The state of emergency imposed in Nelson and Tasman this week because of Cyclone Gita has been lifted.
A spokesman, Roger Ball, said the fuel conservation plan in Golden Bay remained in place, with a $30 fuel limit per vehicle per day.
Relief and welfare operations will continue for the next few days and six response teams are continuing welfare assessments in the Motueka, Riwaka and Brooklyn Valley areas.
The Transport Agency is expected to provide an update this evening on the Takaka Hill highway.
An air operator also said the queues of people waiting to get out of Golden Bay were now lessening.
Lisa Sheppard of Golden Bay Air said they had ferried 250 people out of Takaka since Wednesday.
She said hundreds queued at the Takaka air field over the past two days, and many were still waiting for a seat on a plane.
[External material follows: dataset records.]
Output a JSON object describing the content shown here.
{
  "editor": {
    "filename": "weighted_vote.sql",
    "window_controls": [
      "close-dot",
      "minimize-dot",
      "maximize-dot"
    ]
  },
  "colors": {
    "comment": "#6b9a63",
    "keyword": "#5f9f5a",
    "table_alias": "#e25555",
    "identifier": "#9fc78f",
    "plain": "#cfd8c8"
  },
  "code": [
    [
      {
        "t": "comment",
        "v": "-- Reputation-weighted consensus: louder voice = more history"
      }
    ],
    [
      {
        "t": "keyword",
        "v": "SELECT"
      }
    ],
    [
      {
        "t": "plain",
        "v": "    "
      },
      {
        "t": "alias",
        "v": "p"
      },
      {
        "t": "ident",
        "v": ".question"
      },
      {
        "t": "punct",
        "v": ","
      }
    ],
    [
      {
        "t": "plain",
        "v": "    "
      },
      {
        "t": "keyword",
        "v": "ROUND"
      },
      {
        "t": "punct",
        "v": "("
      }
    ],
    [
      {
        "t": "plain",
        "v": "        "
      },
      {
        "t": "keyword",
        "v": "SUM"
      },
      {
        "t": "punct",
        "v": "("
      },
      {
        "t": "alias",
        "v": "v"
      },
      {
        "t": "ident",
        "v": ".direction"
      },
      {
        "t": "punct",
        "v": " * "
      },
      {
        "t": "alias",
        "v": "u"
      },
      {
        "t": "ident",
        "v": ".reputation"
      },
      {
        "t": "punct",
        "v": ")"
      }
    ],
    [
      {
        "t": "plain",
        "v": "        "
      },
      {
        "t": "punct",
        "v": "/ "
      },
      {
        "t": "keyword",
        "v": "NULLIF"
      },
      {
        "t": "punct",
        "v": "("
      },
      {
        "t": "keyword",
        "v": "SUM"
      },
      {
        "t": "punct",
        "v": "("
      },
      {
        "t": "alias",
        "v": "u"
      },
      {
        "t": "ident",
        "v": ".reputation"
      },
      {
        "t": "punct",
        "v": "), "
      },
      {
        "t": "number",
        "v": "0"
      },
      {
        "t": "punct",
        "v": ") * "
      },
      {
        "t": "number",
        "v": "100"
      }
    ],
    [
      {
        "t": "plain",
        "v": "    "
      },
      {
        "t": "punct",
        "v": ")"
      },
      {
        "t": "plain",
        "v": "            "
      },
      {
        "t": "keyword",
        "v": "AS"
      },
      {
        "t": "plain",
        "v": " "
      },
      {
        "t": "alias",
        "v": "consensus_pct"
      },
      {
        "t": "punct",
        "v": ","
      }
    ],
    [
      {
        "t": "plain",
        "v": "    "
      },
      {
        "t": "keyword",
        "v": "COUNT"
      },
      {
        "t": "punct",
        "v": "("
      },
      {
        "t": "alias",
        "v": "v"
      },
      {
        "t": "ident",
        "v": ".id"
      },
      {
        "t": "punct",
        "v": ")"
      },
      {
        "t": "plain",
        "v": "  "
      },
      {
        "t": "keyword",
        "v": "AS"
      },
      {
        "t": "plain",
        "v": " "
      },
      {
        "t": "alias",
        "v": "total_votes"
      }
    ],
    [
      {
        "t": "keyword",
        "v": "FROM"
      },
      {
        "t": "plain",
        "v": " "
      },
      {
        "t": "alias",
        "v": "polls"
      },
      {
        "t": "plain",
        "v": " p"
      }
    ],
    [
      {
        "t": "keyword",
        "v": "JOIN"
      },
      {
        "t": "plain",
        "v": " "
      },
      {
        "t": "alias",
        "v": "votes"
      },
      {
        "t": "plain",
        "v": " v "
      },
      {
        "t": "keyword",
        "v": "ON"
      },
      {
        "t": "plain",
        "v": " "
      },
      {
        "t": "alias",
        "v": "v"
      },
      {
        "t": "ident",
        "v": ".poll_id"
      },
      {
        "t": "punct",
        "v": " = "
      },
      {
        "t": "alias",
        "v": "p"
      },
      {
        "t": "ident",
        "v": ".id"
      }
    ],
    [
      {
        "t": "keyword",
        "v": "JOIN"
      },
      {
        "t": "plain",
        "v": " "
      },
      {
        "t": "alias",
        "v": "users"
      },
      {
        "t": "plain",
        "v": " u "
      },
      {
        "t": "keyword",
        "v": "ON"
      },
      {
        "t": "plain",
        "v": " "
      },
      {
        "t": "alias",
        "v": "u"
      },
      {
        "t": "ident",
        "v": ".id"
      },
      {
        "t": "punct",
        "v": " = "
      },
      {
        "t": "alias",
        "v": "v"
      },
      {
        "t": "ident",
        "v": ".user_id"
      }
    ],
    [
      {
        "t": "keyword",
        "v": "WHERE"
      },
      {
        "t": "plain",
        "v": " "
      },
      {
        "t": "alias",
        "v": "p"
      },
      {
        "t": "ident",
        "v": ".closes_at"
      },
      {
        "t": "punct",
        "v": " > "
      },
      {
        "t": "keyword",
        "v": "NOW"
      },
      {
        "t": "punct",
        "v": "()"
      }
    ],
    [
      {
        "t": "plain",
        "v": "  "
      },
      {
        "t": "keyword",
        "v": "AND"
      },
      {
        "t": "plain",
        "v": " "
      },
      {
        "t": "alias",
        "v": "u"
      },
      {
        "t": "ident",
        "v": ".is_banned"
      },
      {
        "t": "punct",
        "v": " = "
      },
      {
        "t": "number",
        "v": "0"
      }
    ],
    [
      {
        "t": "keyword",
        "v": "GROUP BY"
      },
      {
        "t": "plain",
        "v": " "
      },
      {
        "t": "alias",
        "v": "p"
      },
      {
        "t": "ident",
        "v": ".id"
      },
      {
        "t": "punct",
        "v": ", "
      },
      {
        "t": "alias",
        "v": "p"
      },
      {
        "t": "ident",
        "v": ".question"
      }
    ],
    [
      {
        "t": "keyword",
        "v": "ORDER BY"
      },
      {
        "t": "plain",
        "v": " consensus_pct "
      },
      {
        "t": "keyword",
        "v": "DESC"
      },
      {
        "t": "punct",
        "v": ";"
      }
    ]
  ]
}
"And we've probably got a hundred still on the waitlist plus quite a few people now being in contact concerned about whether or not the hill will be open next week.
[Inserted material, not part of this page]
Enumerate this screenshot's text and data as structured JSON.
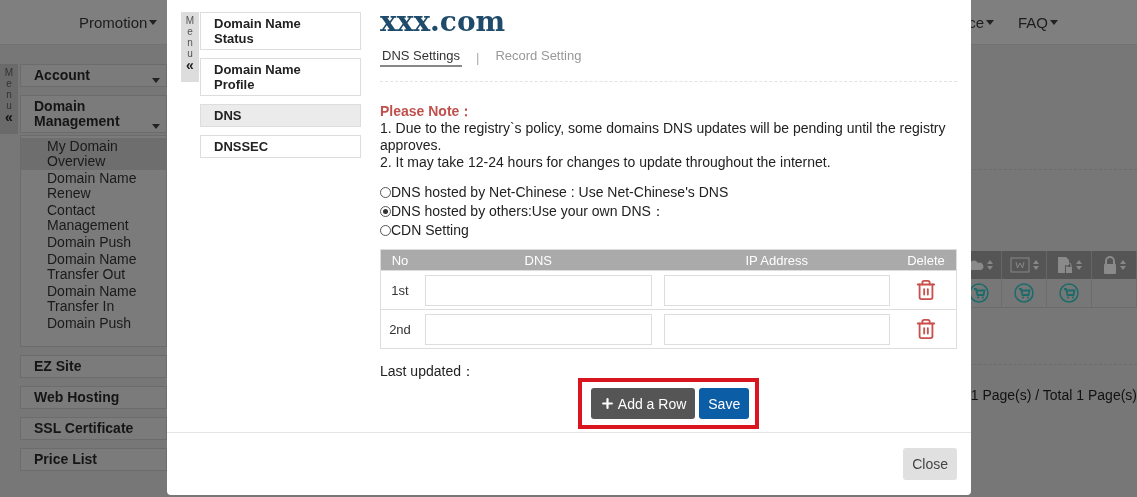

"We're hanging in there and people are getting to where they need to be."
She said others were finding a way out by boat.
Golden Bay is also rationing fuel after being cut off due to slips on Takaka Hill, the only road in and out of the town, after heavy rain from Cyclone Gita soaked the country on Tuesday.
Yesterday, two barges carrying groceries and other supplies reached Port Tarakohe, near Takaka.
But the delivery did not include petrol, which is starting to worry business owners who are rationing their stock.
Tourists are also starting to worry about the fuel shortage and road closure but many have already left by light aircraft or a water taxi.
Civil Defence yesterday said the limited supply of fuel is being managed with a $30 daily restriction per vehicle per day, exempting emergency services and volunteers helping with the recovery.
But good news may be in sight after Maritime New Zealand granted permission for a commercial barge to bring petrol and gas into the port.
Under its operating certificate, the barge is not normally allowed to carry dangerous goods.
Nelson-Tasman Civil Defence Controller Roger Ball said the availability of the barge was good news.
He said some gas may have already been sent on a barge last night as restaurants and campgrounds are running low.
Food supplies and toilet paper were also running low before the barges arrived.